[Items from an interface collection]

------------

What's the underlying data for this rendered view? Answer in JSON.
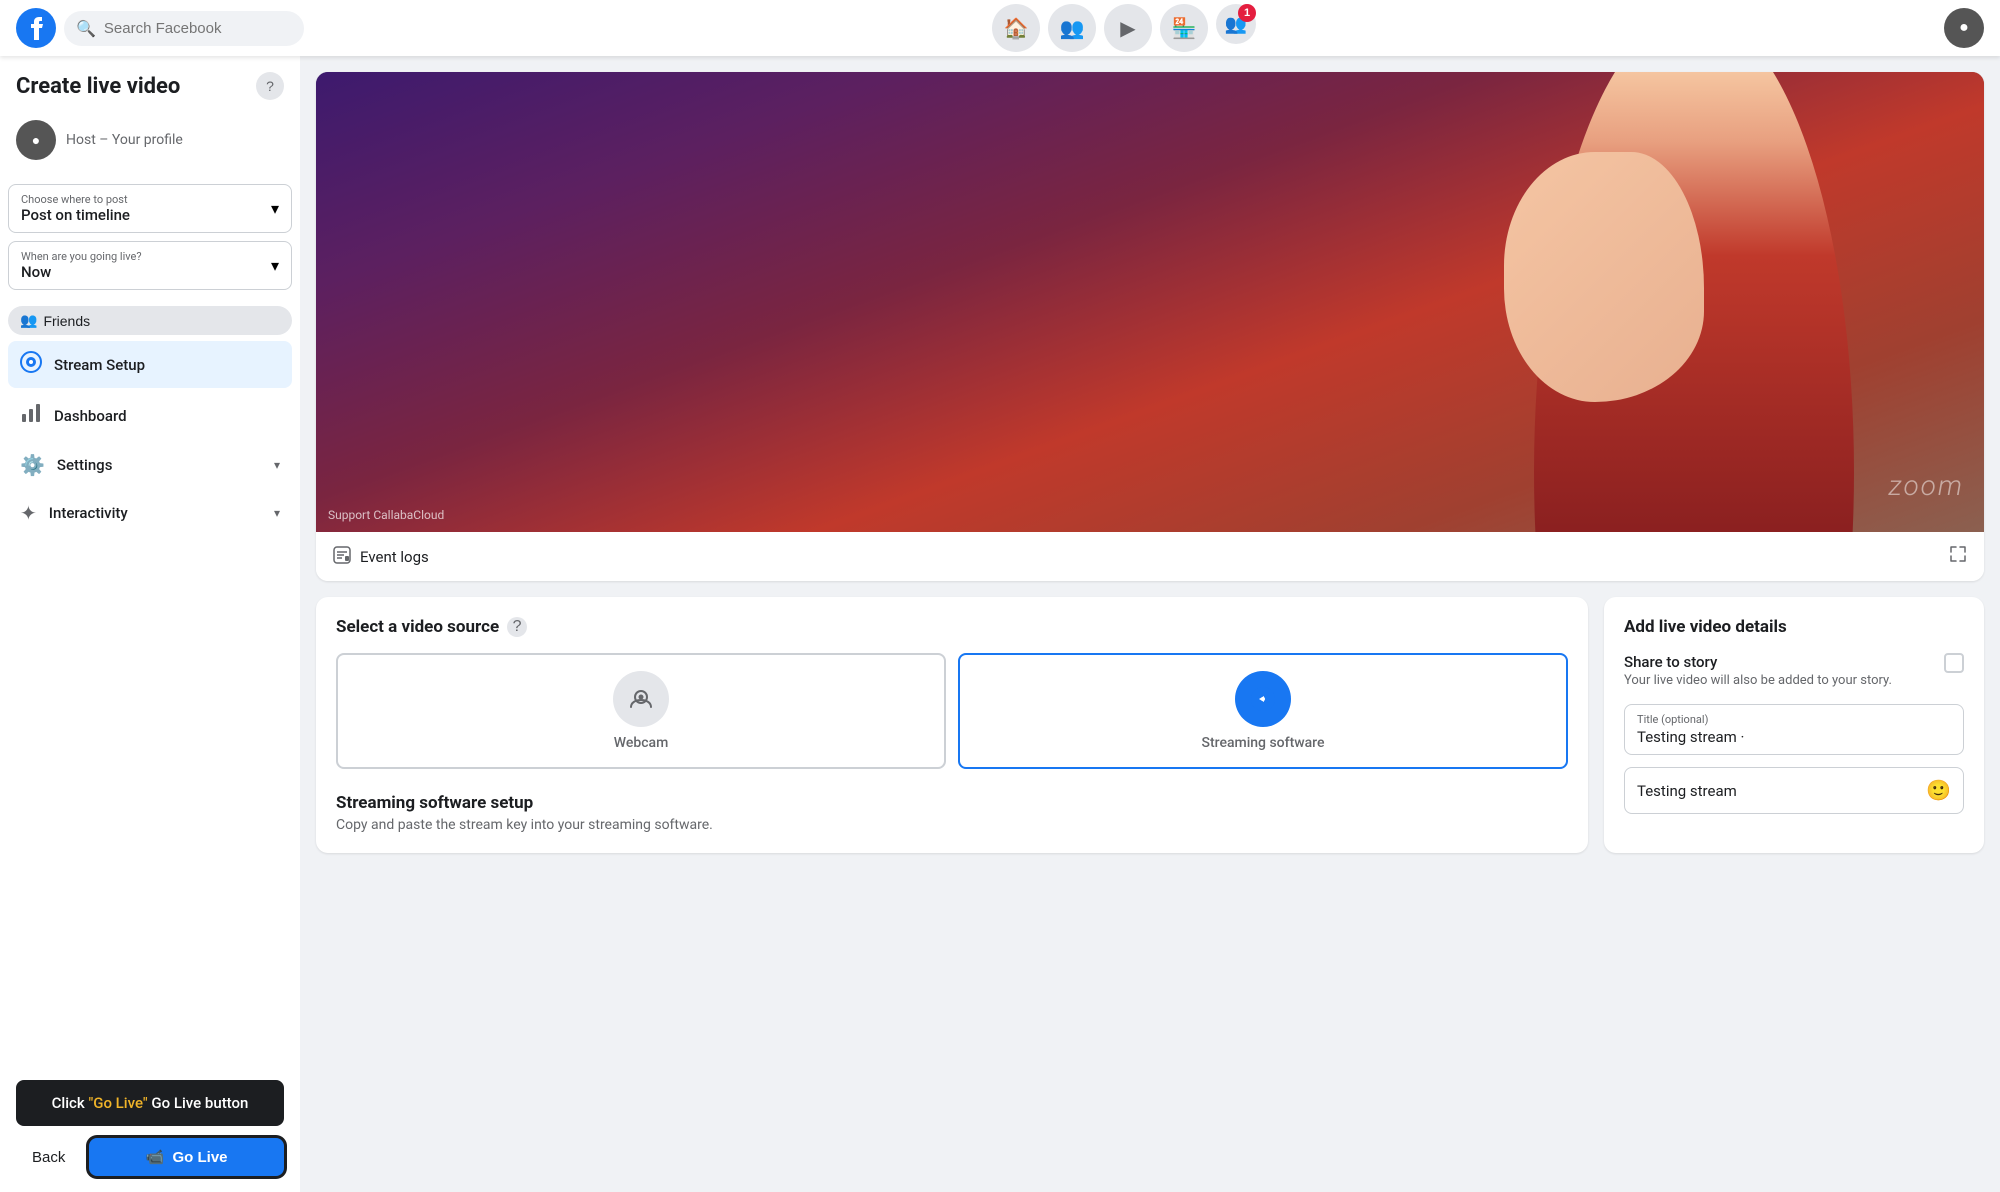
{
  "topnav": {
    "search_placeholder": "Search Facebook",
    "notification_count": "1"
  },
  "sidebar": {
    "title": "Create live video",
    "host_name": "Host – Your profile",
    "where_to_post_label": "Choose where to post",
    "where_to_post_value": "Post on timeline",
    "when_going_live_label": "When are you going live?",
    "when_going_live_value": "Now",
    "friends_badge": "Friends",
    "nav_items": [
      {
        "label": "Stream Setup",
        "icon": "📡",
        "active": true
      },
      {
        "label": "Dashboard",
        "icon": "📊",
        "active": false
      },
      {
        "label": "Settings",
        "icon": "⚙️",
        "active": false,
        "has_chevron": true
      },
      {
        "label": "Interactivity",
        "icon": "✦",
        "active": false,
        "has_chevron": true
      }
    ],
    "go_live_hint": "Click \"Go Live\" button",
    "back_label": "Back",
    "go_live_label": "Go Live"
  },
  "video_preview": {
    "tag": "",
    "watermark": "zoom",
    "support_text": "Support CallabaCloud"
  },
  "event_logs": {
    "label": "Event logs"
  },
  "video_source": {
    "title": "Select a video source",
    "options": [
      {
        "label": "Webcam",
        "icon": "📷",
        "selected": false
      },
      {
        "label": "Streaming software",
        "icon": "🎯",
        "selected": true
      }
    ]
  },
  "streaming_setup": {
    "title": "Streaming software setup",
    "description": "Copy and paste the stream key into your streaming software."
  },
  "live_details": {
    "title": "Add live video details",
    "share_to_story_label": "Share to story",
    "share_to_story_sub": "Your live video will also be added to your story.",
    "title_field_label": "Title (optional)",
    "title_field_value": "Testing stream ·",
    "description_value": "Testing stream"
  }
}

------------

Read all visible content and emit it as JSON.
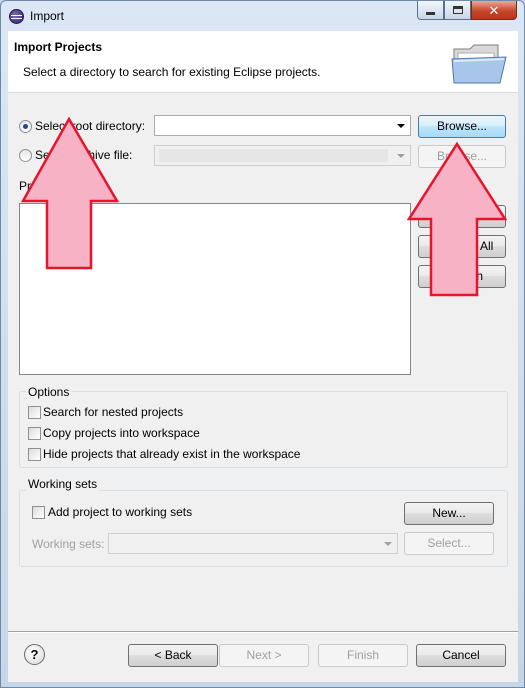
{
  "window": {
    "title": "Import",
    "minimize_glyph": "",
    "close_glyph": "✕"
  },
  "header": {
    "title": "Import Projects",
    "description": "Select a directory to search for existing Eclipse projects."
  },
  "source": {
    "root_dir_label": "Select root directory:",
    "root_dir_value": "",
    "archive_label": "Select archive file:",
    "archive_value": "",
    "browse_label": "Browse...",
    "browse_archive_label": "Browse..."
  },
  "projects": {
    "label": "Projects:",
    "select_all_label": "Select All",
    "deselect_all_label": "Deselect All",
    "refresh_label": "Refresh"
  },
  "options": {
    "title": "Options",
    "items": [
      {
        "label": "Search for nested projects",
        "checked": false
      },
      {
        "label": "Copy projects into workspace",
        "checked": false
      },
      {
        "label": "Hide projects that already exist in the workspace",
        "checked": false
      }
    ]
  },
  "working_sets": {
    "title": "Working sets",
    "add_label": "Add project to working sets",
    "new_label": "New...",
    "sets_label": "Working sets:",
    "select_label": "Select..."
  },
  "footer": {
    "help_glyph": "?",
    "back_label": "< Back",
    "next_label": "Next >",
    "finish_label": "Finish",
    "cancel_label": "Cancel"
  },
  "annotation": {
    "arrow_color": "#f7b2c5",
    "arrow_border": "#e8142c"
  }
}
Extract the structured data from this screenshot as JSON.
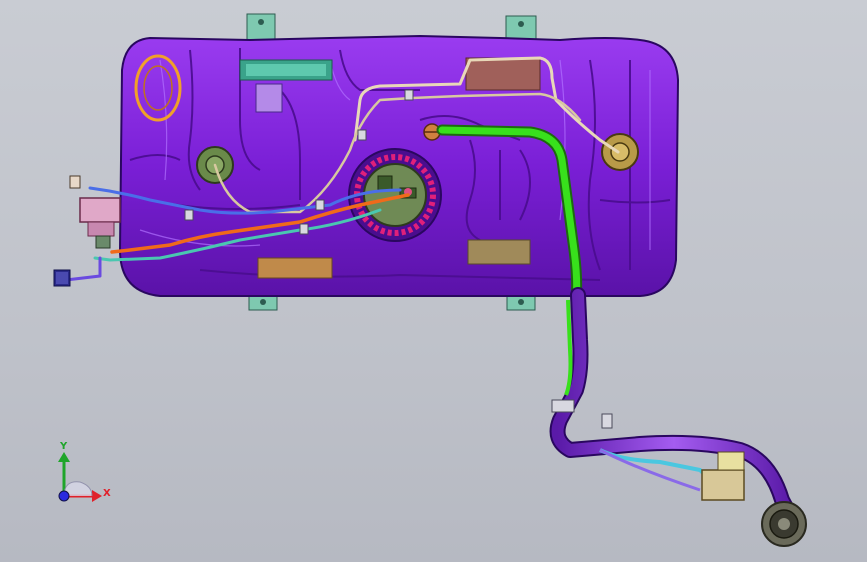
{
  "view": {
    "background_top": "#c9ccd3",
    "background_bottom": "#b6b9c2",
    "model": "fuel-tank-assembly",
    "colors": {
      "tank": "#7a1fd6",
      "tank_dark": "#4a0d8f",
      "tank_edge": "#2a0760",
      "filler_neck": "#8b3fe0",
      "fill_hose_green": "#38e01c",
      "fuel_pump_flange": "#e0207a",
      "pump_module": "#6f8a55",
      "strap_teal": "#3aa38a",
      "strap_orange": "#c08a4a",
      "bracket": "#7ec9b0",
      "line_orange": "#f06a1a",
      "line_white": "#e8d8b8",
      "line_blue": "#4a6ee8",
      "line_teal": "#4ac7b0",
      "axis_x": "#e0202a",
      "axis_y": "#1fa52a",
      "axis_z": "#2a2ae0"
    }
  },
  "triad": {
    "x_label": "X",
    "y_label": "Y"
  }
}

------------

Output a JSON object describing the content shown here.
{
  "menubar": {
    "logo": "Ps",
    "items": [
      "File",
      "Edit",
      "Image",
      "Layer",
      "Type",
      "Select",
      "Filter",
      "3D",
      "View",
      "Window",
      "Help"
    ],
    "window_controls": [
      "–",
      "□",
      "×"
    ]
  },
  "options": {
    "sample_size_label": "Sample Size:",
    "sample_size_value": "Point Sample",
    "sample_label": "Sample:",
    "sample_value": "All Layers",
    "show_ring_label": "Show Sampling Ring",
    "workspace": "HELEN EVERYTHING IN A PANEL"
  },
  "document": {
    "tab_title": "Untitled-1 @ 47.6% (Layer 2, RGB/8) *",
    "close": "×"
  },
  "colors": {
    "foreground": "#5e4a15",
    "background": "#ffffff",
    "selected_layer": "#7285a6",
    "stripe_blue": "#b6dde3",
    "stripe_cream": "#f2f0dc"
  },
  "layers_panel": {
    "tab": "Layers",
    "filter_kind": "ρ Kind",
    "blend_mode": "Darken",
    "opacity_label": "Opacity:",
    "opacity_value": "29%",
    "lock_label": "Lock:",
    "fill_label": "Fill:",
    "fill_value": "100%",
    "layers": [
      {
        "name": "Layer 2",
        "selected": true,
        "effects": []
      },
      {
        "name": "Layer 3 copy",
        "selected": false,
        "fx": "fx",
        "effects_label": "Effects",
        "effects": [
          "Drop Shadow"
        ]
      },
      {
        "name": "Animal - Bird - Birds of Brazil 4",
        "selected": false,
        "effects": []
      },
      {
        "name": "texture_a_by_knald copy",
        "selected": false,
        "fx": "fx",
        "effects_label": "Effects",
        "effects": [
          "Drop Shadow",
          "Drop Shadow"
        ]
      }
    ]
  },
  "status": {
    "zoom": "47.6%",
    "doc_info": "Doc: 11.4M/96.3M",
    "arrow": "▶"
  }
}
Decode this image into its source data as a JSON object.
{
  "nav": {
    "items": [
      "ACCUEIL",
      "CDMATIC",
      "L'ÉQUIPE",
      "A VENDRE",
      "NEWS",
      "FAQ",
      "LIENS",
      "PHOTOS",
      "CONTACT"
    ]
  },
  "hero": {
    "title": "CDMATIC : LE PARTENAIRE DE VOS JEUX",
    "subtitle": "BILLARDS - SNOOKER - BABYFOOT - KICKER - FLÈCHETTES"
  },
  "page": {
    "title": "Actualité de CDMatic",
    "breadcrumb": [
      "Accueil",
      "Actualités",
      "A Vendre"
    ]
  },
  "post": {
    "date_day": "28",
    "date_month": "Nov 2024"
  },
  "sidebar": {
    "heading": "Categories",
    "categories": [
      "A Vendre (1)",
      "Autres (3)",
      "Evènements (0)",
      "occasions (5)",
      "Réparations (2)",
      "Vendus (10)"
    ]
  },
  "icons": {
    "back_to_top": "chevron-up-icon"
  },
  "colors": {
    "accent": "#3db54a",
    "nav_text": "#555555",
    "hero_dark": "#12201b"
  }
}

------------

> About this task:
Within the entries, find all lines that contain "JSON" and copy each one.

> Solved exercise:
What's the underlying data for this rendered view? Answer in JSON.
Read all visible content and emit it as JSON.
Extract the structured data from this screenshot as JSON.
Output a JSON object describing the content shown here.
Decode this image into its source data as a JSON object.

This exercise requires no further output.